Your assignment
Output the records exactly, and drop each picture.

### Information given

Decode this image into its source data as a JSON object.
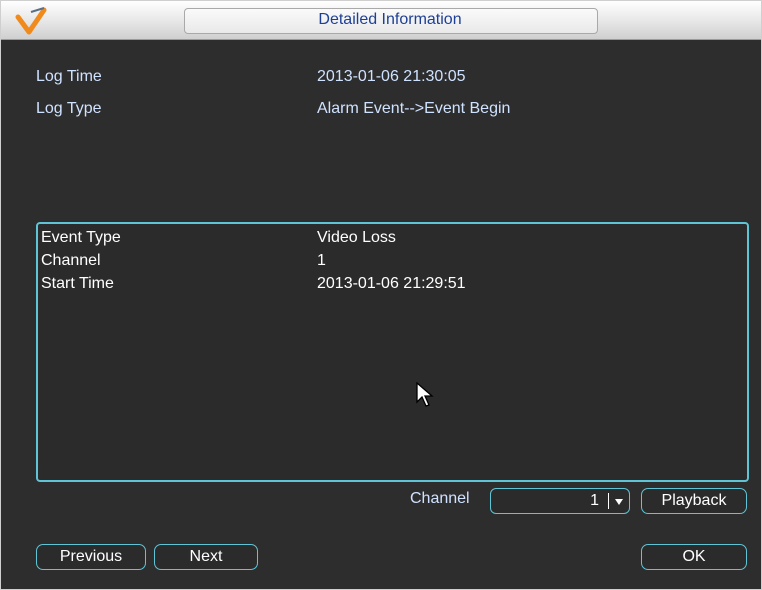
{
  "window": {
    "title": "Detailed Information"
  },
  "info": [
    {
      "label": "Log Time",
      "value": "2013-01-06 21:30:05"
    },
    {
      "label": "Log Type",
      "value": "Alarm Event-->Event Begin"
    }
  ],
  "details": [
    {
      "label": "Event Type",
      "value": "Video Loss"
    },
    {
      "label": "Channel",
      "value": "1"
    },
    {
      "label": "Start Time",
      "value": "2013-01-06 21:29:51"
    }
  ],
  "controls": {
    "channel_label": "Channel",
    "channel_value": "1",
    "playback_label": "Playback",
    "previous_label": "Previous",
    "next_label": "Next",
    "ok_label": "OK"
  },
  "colors": {
    "accent": "#5fc4d6",
    "title_text": "#1d3f95",
    "info_text": "#cfe2ff",
    "background": "#2d2d2d"
  }
}
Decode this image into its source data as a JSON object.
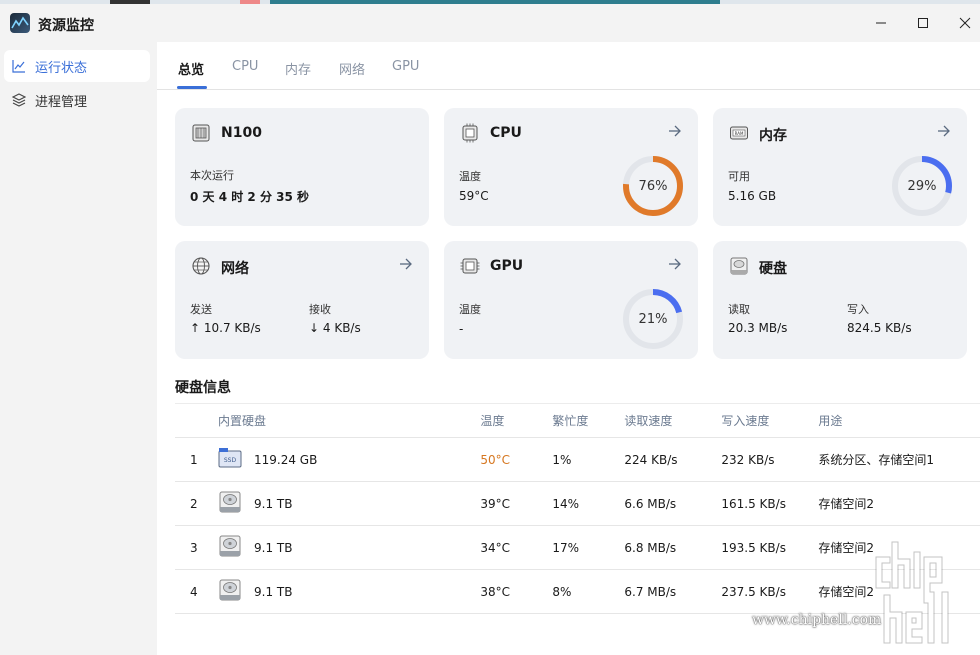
{
  "window": {
    "title": "资源监控"
  },
  "sidebar": {
    "items": [
      {
        "label": "运行状态",
        "icon": "line-chart-icon",
        "active": true
      },
      {
        "label": "进程管理",
        "icon": "layers-icon",
        "active": false
      }
    ]
  },
  "tabs": [
    {
      "label": "总览",
      "active": true
    },
    {
      "label": "CPU",
      "active": false
    },
    {
      "label": "内存",
      "active": false
    },
    {
      "label": "网络",
      "active": false
    },
    {
      "label": "GPU",
      "active": false
    }
  ],
  "cards": {
    "system": {
      "title": "N100",
      "uptime_label": "本次运行",
      "uptime_value": "0 天 4 时 2 分 35 秒"
    },
    "cpu": {
      "title": "CPU",
      "temp_label": "温度",
      "temp_value": "59°C",
      "usage_text": "76%",
      "usage": 0.76,
      "color": "#e07a2a"
    },
    "memory": {
      "title": "内存",
      "avail_label": "可用",
      "avail_value": "5.16 GB",
      "usage_text": "29%",
      "usage": 0.29,
      "color": "#4b6ef0"
    },
    "network": {
      "title": "网络",
      "send_label": "发送",
      "send_value": "10.7 KB/s",
      "recv_label": "接收",
      "recv_value": "4 KB/s"
    },
    "gpu": {
      "title": "GPU",
      "temp_label": "温度",
      "temp_value": "-",
      "usage_text": "21%",
      "usage": 0.21,
      "color": "#4b6ef0"
    },
    "disk": {
      "title": "硬盘",
      "read_label": "读取",
      "read_value": "20.3 MB/s",
      "write_label": "写入",
      "write_value": "824.5 KB/s"
    }
  },
  "disk_info": {
    "title": "硬盘信息",
    "headers": [
      "内置硬盘",
      "温度",
      "繁忙度",
      "读取速度",
      "写入速度",
      "用途"
    ],
    "rows": [
      {
        "index": "1",
        "type": "ssd",
        "size": "119.24 GB",
        "temp": "50°C",
        "hot": true,
        "busy": "1%",
        "read": "224 KB/s",
        "write": "232 KB/s",
        "usage": "系统分区、存储空间1"
      },
      {
        "index": "2",
        "type": "hdd",
        "size": "9.1 TB",
        "temp": "39°C",
        "hot": false,
        "busy": "14%",
        "read": "6.6 MB/s",
        "write": "161.5 KB/s",
        "usage": "存储空间2"
      },
      {
        "index": "3",
        "type": "hdd",
        "size": "9.1 TB",
        "temp": "34°C",
        "hot": false,
        "busy": "17%",
        "read": "6.8 MB/s",
        "write": "193.5 KB/s",
        "usage": "存储空间2"
      },
      {
        "index": "4",
        "type": "hdd",
        "size": "9.1 TB",
        "temp": "38°C",
        "hot": false,
        "busy": "8%",
        "read": "6.7 MB/s",
        "write": "237.5 KB/s",
        "usage": "存储空间2"
      }
    ]
  },
  "watermark": {
    "url": "www.chiphell.com"
  },
  "colors": {
    "accent": "#3a6fd8",
    "hot": "#d67720"
  }
}
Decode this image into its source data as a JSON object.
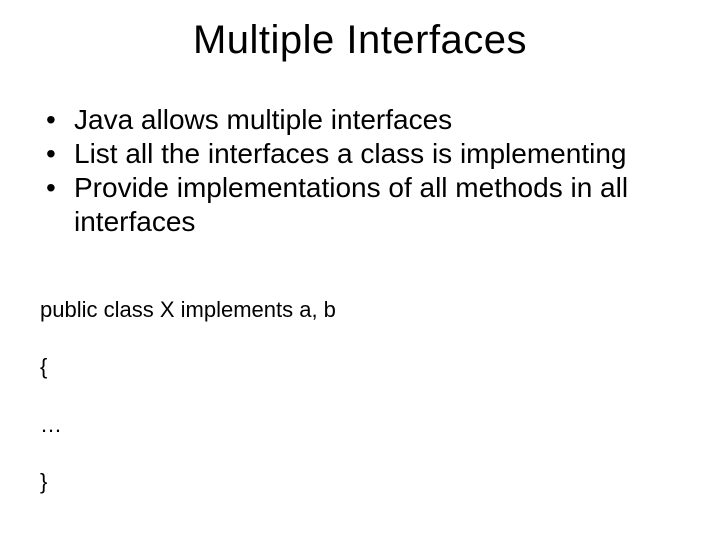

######

Your response
Decode this image into its source data as a JSON object.
{
  "window": {
    "title": "Detailed Information"
  },
  "info": [
    {
      "label": "Log Time",
      "value": "2013-01-06 21:30:05"
    },
    {
      "label": "Log Type",
      "value": "Alarm Event-->Event Begin"
    }
  ],
  "details": [
    {
      "label": "Event Type",
      "value": "Video Loss"
    },
    {
      "label": "Channel",
      "value": "1"
    },
    {
      "label": "Start Time",
      "value": "2013-01-06 21:29:51"
    }
  ],
  "controls": {
    "channel_label": "Channel",
    "channel_value": "1",
    "playback_label": "Playback",
    "previous_label": "Previous",
    "next_label": "Next",
    "ok_label": "OK"
  },
  "colors": {
    "accent": "#5fc4d6",
    "title_text": "#1d3f95",
    "info_text": "#cfe2ff",
    "background": "#2d2d2d"
  }
}
Decode this image into its source data as a JSON object.
{
  "window": {
    "title": "资源监控"
  },
  "sidebar": {
    "items": [
      {
        "label": "运行状态",
        "icon": "line-chart-icon",
        "active": true
      },
      {
        "label": "进程管理",
        "icon": "layers-icon",
        "active": false
      }
    ]
  },
  "tabs": [
    {
      "label": "总览",
      "active": true
    },
    {
      "label": "CPU",
      "active": false
    },
    {
      "label": "内存",
      "active": false
    },
    {
      "label": "网络",
      "active": false
    },
    {
      "label": "GPU",
      "active": false
    }
  ],
  "cards": {
    "system": {
      "title": "N100",
      "uptime_label": "本次运行",
      "uptime_value": "0 天 4 时 2 分 35 秒"
    },
    "cpu": {
      "title": "CPU",
      "temp_label": "温度",
      "temp_value": "59°C",
      "usage_text": "76%",
      "usage": 0.76,
      "color": "#e07a2a"
    },
    "memory": {
      "title": "内存",
      "avail_label": "可用",
      "avail_value": "5.16 GB",
      "usage_text": "29%",
      "usage": 0.29,
      "color": "#4b6ef0"
    },
    "network": {
      "title": "网络",
      "send_label": "发送",
      "send_value": "10.7 KB/s",
      "recv_label": "接收",
      "recv_value": "4 KB/s"
    },
    "gpu": {
      "title": "GPU",
      "temp_label": "温度",
      "temp_value": "-",
      "usage_text": "21%",
      "usage": 0.21,
      "color": "#4b6ef0"
    },
    "disk": {
      "title": "硬盘",
      "read_label": "读取",
      "read_value": "20.3 MB/s",
      "write_label": "写入",
      "write_value": "824.5 KB/s"
    }
  },
  "disk_info": {
    "title": "硬盘信息",
    "headers": [
      "内置硬盘",
      "温度",
      "繁忙度",
      "读取速度",
      "写入速度",
      "用途"
    ],
    "rows": [
      {
        "index": "1",
        "type": "ssd",
        "size": "119.24 GB",
        "temp": "50°C",
        "hot": true,
        "busy": "1%",
        "read": "224 KB/s",
        "write": "232 KB/s",
        "usage": "系统分区、存储空间1"
      },
      {
        "index": "2",
        "type": "hdd",
        "size": "9.1 TB",
        "temp": "39°C",
        "hot": false,
        "busy": "14%",
        "read": "6.6 MB/s",
        "write": "161.5 KB/s",
        "usage": "存储空间2"
      },
      {
        "index": "3",
        "type": "hdd",
        "size": "9.1 TB",
        "temp": "34°C",
        "hot": false,
        "busy": "17%",
        "read": "6.8 MB/s",
        "write": "193.5 KB/s",
        "usage": "存储空间2"
      },
      {
        "index": "4",
        "type": "hdd",
        "size": "9.1 TB",
        "temp": "38°C",
        "hot": false,
        "busy": "8%",
        "read": "6.7 MB/s",
        "write": "237.5 KB/s",
        "usage": "存储空间2"
      }
    ]
  },
  "watermark": {
    "url": "www.chiphell.com"
  },
  "colors": {
    "accent": "#3a6fd8",
    "hot": "#d67720"
  }
}
Decode this image into its source data as a JSON object.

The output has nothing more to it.